Formula for victory:
Stick to the general development philosophy for first party titles as this generation (keep the simple-yet-deep formula that's created winners, and their ability to strategize with third parties on joint projects like Excite Truck)
Get in the multiplat loop: third parties have, to a degree, been begging for a third home console platform that they can just dump everything on. In this environment third party parity is easier than ever: the adverse costs of the market force them to come to you as long as you have a platform they can dump a multiplat on, and given all the multiplats the Wii missed out on, you could have a heavy base of late ports that flood the console in its first year while the developers make their next lineup of all-platform games.
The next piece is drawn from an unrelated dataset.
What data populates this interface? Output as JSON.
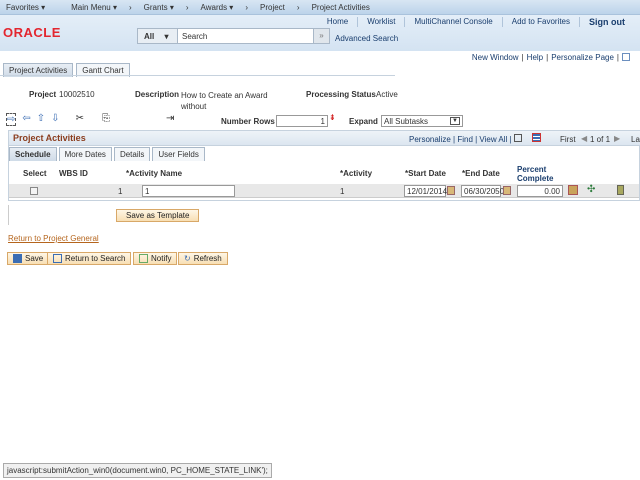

Continue on from the 3DS' online improvements
The prevalence of LIVE as a service means that it's likely impossible for a Nintendo system to become the "de facto" system for people to buy 3rd party games on, but as i noted above, getting parity is likely as easy as making something in the right power range, and once you have parity, then it becomes a matter of fighting in terms of first-party games, a field where Nintendo has the natural advantage as long as they keep their dev teams on their toes (and don't lapse into GameCube-era shenanigans)
Monster Hunter: pissing me off since 2010.